Some of these effects can be altered by steroids. Steroids are made naturally by our bodies, including in babies. Also referred to as “the body’s stress hormones”, these are particularly important in making sure lung maturity happens at birth.
Sometimes steroids given to the mother can trick the baby into “preparing an escape plan” and getting lungs ready for delivery before term.
Independent of mild prematurity, researchers are looking closely to determine if there are any long term health and developmental effects of being born by caesarean section, without the process of labour and delivery.
But why do we have such a high-risk delivery system, one where the baby has to actually deform its skull to be born?
Humans are defined by our brains. In our species, the process of evolution has been a balancing act, where brain size and maturity have been weighed up (in terms of survival) against the risk of obstruction in labour.
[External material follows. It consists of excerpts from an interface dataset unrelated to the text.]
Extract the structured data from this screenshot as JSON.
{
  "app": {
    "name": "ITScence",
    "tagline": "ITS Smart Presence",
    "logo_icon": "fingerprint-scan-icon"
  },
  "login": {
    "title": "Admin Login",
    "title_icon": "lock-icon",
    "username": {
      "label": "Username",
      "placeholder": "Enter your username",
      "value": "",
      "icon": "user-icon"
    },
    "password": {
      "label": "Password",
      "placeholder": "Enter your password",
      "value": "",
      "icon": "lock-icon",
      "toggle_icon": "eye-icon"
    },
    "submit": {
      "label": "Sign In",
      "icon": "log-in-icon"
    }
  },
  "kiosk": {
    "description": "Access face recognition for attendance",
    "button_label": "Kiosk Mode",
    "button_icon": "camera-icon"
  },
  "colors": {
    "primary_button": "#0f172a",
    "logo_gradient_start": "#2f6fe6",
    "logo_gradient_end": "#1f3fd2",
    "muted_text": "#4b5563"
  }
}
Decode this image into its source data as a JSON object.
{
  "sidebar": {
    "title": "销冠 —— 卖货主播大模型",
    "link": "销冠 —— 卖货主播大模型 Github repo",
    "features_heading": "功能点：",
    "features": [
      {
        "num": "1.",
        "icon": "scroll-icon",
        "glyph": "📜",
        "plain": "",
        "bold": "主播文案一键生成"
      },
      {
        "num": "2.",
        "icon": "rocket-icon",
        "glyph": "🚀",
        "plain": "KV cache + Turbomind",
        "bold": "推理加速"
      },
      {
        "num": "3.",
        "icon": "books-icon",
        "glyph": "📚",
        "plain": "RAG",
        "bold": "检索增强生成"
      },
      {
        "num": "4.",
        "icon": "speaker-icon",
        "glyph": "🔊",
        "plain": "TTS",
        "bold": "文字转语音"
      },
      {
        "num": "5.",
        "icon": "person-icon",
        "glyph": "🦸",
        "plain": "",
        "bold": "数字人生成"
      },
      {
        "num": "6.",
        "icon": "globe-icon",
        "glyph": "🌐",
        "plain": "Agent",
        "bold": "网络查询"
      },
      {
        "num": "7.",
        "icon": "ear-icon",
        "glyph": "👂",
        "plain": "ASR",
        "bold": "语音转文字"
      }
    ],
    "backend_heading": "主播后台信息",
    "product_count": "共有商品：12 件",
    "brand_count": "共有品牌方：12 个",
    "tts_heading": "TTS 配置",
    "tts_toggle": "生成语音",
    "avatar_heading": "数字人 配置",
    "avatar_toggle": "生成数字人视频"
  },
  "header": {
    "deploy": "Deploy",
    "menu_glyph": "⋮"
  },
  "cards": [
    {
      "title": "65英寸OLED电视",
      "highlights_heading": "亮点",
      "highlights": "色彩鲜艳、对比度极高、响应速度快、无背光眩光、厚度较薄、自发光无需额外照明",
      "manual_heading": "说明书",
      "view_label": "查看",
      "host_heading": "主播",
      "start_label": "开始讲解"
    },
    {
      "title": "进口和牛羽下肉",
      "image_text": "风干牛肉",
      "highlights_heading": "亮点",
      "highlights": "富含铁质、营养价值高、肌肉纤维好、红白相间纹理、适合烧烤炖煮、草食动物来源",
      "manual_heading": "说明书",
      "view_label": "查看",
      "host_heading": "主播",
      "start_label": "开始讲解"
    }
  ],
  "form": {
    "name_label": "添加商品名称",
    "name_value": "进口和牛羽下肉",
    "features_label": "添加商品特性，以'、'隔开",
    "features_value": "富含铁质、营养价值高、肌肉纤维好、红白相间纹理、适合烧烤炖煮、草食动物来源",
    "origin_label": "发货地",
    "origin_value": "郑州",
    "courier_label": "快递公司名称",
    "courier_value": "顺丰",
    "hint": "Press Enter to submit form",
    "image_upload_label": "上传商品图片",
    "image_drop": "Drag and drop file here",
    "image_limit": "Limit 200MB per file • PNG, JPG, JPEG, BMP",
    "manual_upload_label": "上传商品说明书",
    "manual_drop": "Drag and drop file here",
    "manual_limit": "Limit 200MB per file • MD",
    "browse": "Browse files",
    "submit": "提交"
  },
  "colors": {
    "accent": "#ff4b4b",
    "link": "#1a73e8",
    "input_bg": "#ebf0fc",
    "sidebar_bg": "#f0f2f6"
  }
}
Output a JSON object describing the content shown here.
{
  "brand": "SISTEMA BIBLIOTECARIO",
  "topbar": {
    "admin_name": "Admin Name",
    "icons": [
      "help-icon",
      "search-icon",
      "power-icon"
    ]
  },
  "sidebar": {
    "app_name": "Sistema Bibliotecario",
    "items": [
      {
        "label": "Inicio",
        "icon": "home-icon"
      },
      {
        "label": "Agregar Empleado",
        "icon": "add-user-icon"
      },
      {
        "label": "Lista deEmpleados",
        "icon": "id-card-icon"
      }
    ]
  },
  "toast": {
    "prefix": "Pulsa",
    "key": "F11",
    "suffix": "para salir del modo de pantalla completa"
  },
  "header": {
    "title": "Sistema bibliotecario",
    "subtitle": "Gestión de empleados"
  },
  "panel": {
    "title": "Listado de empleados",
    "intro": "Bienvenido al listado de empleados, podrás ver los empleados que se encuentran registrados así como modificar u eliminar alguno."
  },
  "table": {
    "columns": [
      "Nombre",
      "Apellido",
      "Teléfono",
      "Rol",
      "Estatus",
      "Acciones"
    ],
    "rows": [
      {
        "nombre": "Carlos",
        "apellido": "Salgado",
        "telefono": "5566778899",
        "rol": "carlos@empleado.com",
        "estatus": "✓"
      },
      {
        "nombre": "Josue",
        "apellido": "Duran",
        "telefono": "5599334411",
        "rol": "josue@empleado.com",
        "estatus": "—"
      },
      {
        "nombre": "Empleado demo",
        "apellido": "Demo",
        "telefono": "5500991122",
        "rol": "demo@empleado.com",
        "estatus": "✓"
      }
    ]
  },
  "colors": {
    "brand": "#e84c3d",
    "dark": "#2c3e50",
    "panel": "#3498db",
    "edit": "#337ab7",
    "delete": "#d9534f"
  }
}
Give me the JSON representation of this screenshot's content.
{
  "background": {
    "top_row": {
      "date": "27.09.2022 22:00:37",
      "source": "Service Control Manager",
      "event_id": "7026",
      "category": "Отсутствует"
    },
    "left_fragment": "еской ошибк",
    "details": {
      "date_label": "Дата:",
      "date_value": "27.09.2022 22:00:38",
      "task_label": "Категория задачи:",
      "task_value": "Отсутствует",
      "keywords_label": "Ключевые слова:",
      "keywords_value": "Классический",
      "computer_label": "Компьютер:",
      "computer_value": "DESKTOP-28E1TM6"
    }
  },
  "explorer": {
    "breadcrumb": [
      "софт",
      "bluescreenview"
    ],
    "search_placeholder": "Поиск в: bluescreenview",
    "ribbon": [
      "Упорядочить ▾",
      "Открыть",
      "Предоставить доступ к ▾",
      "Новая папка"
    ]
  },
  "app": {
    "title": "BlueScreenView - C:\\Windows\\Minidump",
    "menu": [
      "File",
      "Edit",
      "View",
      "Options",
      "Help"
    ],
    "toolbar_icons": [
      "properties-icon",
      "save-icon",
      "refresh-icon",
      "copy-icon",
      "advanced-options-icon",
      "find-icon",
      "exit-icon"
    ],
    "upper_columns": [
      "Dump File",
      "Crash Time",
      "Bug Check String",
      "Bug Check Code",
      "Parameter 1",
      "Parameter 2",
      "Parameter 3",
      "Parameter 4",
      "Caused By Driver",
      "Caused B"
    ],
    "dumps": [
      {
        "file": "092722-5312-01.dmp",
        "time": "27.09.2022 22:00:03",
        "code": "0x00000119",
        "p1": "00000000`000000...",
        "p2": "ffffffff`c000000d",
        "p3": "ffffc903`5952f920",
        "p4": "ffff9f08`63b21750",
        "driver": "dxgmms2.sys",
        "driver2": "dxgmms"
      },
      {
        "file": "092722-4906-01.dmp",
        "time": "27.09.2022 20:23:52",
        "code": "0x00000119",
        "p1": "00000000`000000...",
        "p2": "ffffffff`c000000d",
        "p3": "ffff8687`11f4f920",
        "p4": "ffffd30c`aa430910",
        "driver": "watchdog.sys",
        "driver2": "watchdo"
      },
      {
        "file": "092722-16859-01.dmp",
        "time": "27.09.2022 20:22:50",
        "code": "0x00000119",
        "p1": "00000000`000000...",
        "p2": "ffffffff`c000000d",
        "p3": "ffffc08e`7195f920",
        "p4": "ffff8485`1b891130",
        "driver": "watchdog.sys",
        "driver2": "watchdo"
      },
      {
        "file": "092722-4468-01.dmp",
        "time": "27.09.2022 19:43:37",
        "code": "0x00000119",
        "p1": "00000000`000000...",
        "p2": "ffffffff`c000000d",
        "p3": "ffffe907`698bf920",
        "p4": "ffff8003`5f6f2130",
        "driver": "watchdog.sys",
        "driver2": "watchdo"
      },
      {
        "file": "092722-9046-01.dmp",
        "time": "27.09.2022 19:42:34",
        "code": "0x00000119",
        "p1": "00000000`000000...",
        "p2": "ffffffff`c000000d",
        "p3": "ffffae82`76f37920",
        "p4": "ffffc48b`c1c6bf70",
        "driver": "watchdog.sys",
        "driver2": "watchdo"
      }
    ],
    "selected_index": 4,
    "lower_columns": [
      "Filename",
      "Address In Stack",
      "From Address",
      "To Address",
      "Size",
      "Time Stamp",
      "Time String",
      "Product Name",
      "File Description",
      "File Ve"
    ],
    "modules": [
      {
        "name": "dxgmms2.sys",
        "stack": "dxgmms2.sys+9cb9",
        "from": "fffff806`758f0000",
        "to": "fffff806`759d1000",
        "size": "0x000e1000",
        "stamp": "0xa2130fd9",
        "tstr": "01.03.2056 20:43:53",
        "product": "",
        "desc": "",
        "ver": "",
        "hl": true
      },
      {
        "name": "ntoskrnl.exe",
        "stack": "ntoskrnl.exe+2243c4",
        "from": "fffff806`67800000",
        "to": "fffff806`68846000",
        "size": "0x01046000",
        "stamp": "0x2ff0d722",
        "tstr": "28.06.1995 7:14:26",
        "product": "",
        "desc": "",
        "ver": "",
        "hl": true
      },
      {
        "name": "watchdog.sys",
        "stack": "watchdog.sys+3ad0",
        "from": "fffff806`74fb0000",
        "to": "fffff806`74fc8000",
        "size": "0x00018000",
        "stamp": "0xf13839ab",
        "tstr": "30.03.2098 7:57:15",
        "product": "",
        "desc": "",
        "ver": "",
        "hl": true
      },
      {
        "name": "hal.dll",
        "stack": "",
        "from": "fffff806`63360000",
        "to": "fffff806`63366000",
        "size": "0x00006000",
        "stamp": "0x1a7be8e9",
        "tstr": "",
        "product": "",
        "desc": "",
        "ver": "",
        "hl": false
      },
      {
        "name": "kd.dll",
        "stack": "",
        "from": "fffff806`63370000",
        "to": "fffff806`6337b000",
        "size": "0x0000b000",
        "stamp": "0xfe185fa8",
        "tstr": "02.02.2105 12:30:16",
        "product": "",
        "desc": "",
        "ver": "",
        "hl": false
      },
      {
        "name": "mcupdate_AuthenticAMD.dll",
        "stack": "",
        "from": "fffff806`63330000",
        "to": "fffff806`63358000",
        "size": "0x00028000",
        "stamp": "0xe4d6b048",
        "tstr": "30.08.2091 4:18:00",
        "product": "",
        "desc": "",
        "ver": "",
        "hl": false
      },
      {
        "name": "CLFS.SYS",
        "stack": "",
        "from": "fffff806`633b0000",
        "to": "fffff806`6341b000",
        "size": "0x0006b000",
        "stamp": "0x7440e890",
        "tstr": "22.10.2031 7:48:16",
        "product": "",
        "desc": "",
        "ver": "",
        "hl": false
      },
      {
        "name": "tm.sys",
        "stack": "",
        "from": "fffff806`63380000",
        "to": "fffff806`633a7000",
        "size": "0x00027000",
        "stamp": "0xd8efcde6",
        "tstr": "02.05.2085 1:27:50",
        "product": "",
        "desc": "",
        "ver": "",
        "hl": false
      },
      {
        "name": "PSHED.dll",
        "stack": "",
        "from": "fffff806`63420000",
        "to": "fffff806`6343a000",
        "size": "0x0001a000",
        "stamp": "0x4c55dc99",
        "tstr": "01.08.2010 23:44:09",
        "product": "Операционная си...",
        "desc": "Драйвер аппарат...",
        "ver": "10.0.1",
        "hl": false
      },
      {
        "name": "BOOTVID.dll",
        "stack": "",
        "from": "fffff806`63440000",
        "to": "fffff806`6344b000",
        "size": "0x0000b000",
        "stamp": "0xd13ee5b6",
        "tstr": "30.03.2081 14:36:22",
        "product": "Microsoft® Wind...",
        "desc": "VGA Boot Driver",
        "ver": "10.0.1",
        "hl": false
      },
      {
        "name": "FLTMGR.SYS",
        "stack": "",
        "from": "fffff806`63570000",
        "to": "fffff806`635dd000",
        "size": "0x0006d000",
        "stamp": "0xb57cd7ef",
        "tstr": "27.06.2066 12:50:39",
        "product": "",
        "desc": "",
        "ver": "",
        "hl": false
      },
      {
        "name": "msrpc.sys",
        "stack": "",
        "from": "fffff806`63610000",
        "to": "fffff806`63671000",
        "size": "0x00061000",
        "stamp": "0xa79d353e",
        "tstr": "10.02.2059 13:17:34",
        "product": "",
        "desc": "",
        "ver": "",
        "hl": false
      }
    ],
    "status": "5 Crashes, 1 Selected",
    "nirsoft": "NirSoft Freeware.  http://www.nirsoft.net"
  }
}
Human babies are relatively immature compared with some of our close primate relatives, but we cannot safely achieve more brain growth before delivery. For us, this extra growth has to occur over the first year or so after birth.from www.shutterstock.com
In addition, because we walk upright, this has created a tilt in our pelvis which narrows the birth canal (the gap in the bones of the pelvis through which the baby has to pass).
Birth is still risky. Globally, obstructed labour is still a significant cause of both mother and baby deaths, and a major cause of long-term incontinence disabilities in mothers that do survive. This tightrope we humans walk between head size and the potential of terrible mother and baby outcomes is essentially the driver for the existence of modern obstetrics.
We hope that more research aimed at understanding the balance of those risks, plus looking at how babies transition from uterus to the outside world, will help us better manage safe birthing. This will improve immediate and long-term health for mothers and their babies.
Authors: Ian Wright, Professor of Paediatrics and Child Health Research, University of Wollongong